It was one quiet, overcast day in July that I decided to visit the Kyu-Furukawa Gardens. I had seen posters around the train station advertising the annual Rose Festival that occurs every May, and even though the prime time for roses had long ended, the history and architecture of the garden was enough to draw me in.
Kyu-Furukawa in Kaminakazato, Kita-ku is a unique garden in that it combines Western and Eastern styles into its structure. The property built on a slope originally belonged to Mutsu Munemitsu, a noteworthy diplomat of the Meiji Period. After his second son had been married into the Furukawa family, the residence had become their property and thus torn down.
The current main property of the garden was architected in the Taisho Period by Josiah Condor, using the classic English aristocratic style of stone and brick. The Japanese garden was designed by Ogawa Jihei, also known as Niwashi-Ueji.
Upon my visit, a gathering of local artists plunked down in chairs or on the pavement at different angles around the residence, later sharing their drawings or paintings amongst the group.

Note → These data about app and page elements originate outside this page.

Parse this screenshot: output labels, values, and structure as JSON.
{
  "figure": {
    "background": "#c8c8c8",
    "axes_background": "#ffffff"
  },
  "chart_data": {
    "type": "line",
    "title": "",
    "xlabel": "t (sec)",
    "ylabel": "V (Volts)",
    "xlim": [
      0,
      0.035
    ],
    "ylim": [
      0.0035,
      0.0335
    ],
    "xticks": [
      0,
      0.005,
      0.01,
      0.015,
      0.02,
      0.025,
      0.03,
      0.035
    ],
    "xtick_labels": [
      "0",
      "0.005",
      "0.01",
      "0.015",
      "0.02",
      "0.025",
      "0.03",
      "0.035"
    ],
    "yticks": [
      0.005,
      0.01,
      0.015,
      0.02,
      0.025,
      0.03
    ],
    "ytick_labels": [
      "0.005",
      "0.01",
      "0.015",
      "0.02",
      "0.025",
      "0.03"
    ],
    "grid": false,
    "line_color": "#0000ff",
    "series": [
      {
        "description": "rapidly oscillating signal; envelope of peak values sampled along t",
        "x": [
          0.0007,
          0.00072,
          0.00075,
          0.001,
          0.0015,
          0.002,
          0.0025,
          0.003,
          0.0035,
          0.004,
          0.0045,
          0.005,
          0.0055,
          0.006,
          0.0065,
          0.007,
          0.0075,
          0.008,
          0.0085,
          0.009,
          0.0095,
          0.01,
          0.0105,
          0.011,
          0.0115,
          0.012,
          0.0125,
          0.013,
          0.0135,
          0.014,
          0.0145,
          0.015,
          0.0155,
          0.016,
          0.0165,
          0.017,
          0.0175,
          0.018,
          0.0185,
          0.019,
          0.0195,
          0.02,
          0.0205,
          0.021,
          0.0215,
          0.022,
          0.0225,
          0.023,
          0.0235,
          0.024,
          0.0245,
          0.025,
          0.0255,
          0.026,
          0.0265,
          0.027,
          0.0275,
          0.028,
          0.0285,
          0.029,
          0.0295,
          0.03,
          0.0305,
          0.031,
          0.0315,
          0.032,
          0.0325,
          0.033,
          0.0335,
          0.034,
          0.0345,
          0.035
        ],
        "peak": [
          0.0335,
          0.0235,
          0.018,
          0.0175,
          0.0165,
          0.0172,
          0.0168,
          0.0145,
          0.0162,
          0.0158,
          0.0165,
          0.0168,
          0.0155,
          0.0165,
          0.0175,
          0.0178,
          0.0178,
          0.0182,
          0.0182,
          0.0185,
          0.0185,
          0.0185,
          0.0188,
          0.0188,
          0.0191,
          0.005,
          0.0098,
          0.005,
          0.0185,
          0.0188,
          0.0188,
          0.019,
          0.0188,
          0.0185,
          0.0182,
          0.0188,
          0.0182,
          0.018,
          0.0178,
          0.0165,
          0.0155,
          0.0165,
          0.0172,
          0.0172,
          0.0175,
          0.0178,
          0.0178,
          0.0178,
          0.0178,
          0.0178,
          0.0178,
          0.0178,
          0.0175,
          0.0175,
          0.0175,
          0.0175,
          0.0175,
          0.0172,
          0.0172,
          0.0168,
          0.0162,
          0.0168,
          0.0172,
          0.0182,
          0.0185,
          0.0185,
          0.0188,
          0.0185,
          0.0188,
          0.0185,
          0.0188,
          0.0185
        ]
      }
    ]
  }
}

Not only is the residence a source of inspiration and beauty, but also the intricate, pristine designs of tree-shaded paths and waterways hail a sense of calm. The main Otakiwaterfall pours into the Shinji-ike pond, made to look like the Japanese character for “heart” (心). The pond is also home to a few koi fish and turtles that would follow me as I crossed over one of the walking bridges.
Although the garden is worth a visit year round, the best times to visit would be during spring (late March through mid-June) to see the cherry blossoms and roses, or during fall (mid-September through mid-December) to view the brilliant oranges and reds of Japanese maple trees.
The garden is open from 9:00 a.m. to 5:00 p.m. daily, except for December 29 through January 1. The entrance fee is free for primary school children or junior high students attending school in Tokyo, ¥70 for those 65 and older and ¥150 for all other visitors.